Background • One of Japan’s traditional theatrical arts • Edo Period • Express their emotions • About 1603 a girl name Okuni began dancing and performing a style of dance by the dry river beds of Kyoto. Soon she became popular and performed in other areas. Later men (onnagote) took over and started to perform. Later it was banned for women. Since men took over they stressed more on drama than dance. • Ever since then Kabuki has been performed throughout Japan .
Acting Elements • Two major acting styles Aragoto- bombastic style of role actor exaggerates words, gestures, makeup and costumes Wagoto- realistic speech and gestures Mie- pictorial posture assuming a stare while crossing the eyes • Actors used an old fashion language which is difficult to understand even for some Japanese people • Spoke in a monotonous voice • Accompanied by traditional Japanese intstruments
Actors will paint their faces during their performance. • Red lines- passion, heroism, and other positive traits • Blue/Black- Villain and jealousy • Purple- nobility • Green- supernatural
Content • Historical Drama • Domestic Drama • Plays adapted from Noh and Kyogen Drama • Plays from puppet theater • Plays that are intended for Kabuki
Famous Playwrights • Treasure of Loyal Retainers • Yoshitsune and the Thousand of Cherry Trees • Sugawara and the Secrets of Calligraphy

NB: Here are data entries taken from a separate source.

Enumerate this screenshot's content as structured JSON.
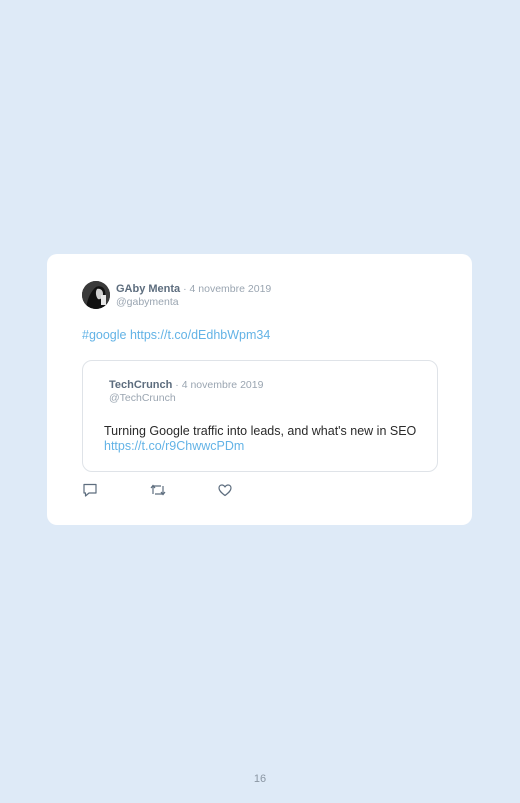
{
  "tweet": {
    "author_name": "GAby Menta",
    "separator": " · ",
    "date": "4 novembre 2019",
    "handle": "@gabymenta",
    "text": "#google https://t.co/dEdhbWpm34"
  },
  "quoted_tweet": {
    "author_name": "TechCrunch",
    "separator": " · ",
    "date": "4 novembre 2019",
    "handle": "@TechCrunch",
    "text": "Turning Google traffic into leads, and what's new in SEO ",
    "link": "https://t.co/r9ChwwcPDm"
  },
  "actions": [
    {
      "icon": "reply-icon"
    },
    {
      "icon": "retweet-icon"
    },
    {
      "icon": "like-icon"
    }
  ],
  "footer": {
    "page_number": "16"
  },
  "colors": {
    "background": "#deeaf7",
    "card": "#ffffff",
    "link": "#63b3e6",
    "muted": "#9aa5b1",
    "name": "#5d6d7e"
  }
}
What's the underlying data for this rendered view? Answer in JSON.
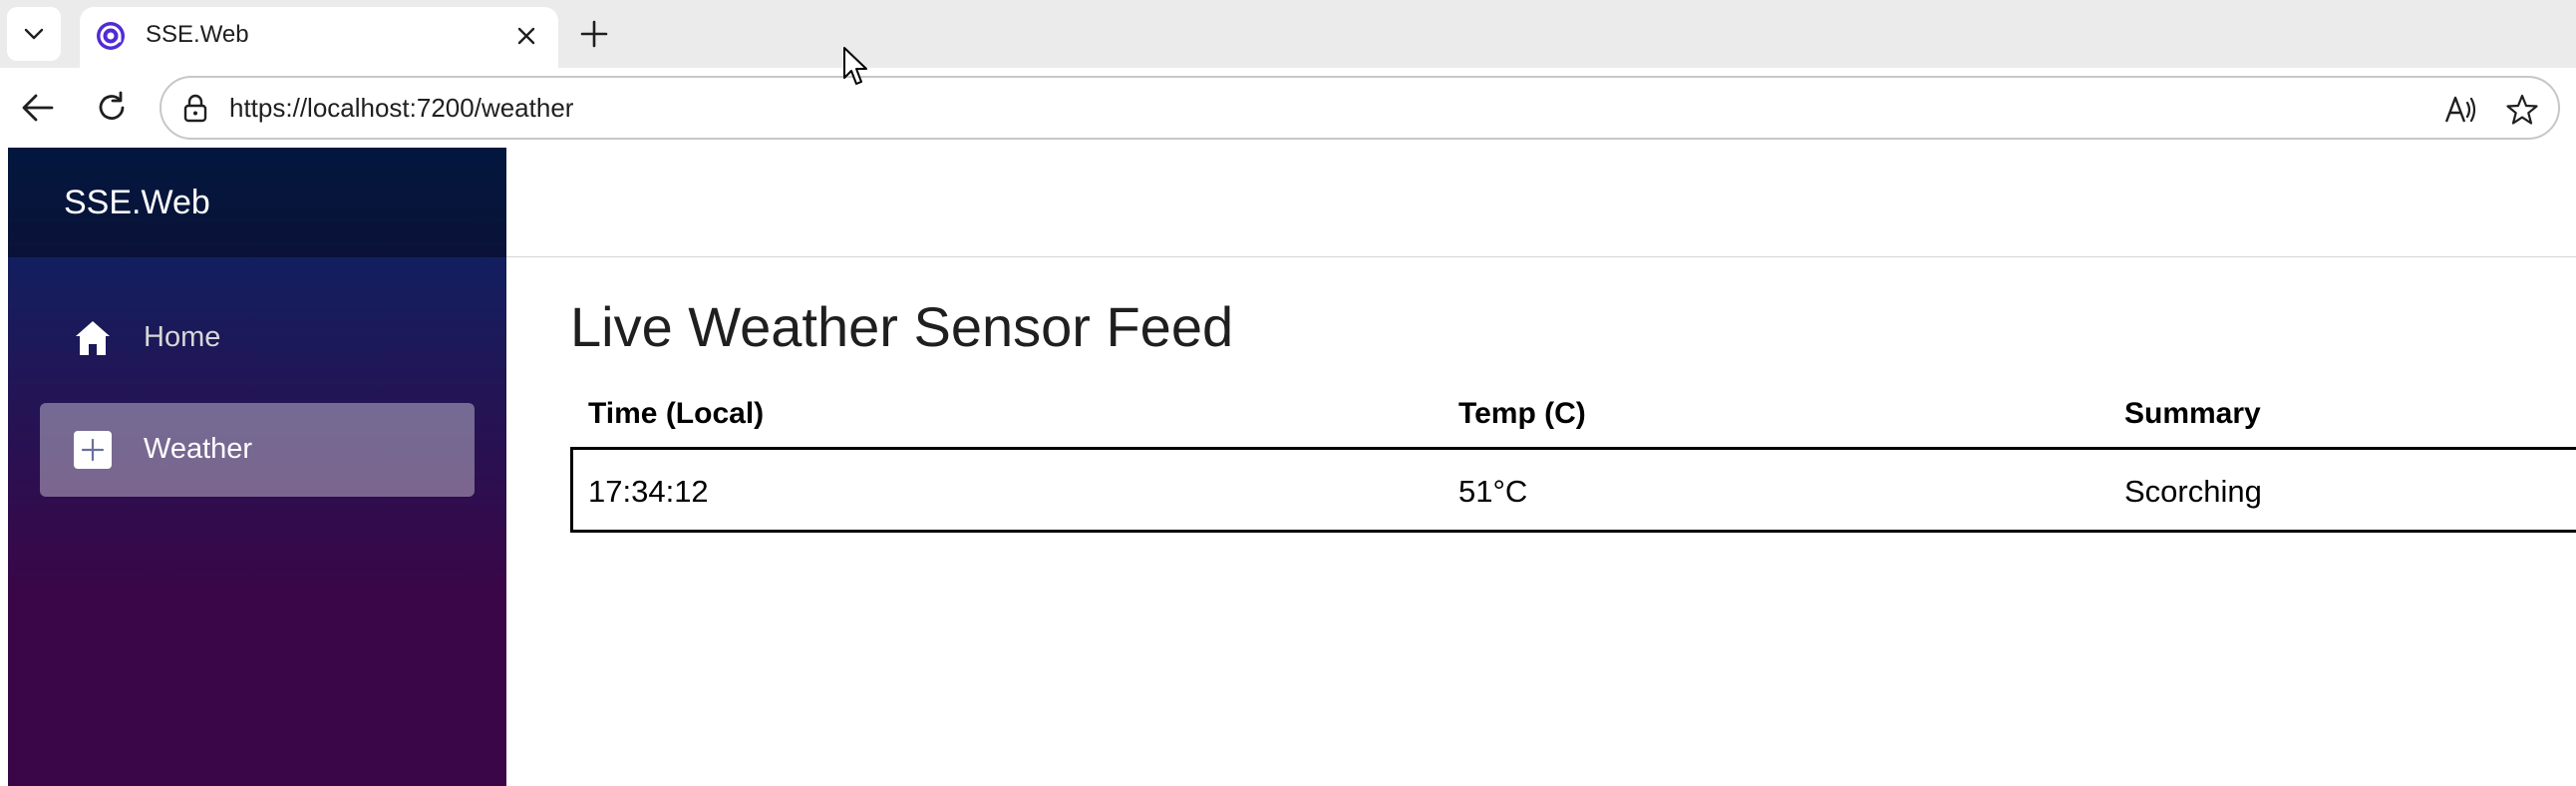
{
  "browser": {
    "tab": {
      "title": "SSE.Web"
    },
    "address_bar": {
      "url": "https://localhost:7200/weather"
    }
  },
  "sidebar": {
    "brand": "SSE.Web",
    "items": [
      {
        "label": "Home",
        "icon": "home-icon",
        "active": false
      },
      {
        "label": "Weather",
        "icon": "plus-icon",
        "active": true
      }
    ]
  },
  "main": {
    "title": "Live Weather Sensor Feed",
    "table": {
      "headers": [
        "Time (Local)",
        "Temp (C)",
        "Summary"
      ],
      "rows": [
        [
          "17:34:12",
          "51°C",
          "Scorching"
        ]
      ]
    }
  },
  "colors": {
    "sidebar_top": "#052767",
    "sidebar_bottom": "#3a0647",
    "active_nav_bg": "rgba(255,255,255,0.37)",
    "favicon_purple": "#512bd4"
  }
}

Stage • Hanamichi- flower ramp where actors enter and exits • Revolving stage • Proscenium is lower and much wider then U.S. • Curtains are usually red/brown, black, green, and cotton stripes • Trapdoors • Bridge leads through the audience
Kabuki today • Extremely popular today in Japan • Retain their pride and affection of Japanese culture • See it perform at • Kyoto • Osaka • Tokyo
Bibliography • Kabuki" in Frederic, Louis (2002). Japan Encyclopedia. Cambridge, Massachusetts: Harvard University Press. • Frederic, Louis (2002). "Aragoto", "Wagoto". Japan Encyclopedia. Cambridge, Massachusetts: Harvard University Press • Kincaid, Zoe (1925). Kabuki: The Popular Stage of Japan. London: MacMillan and Co. pp21-22.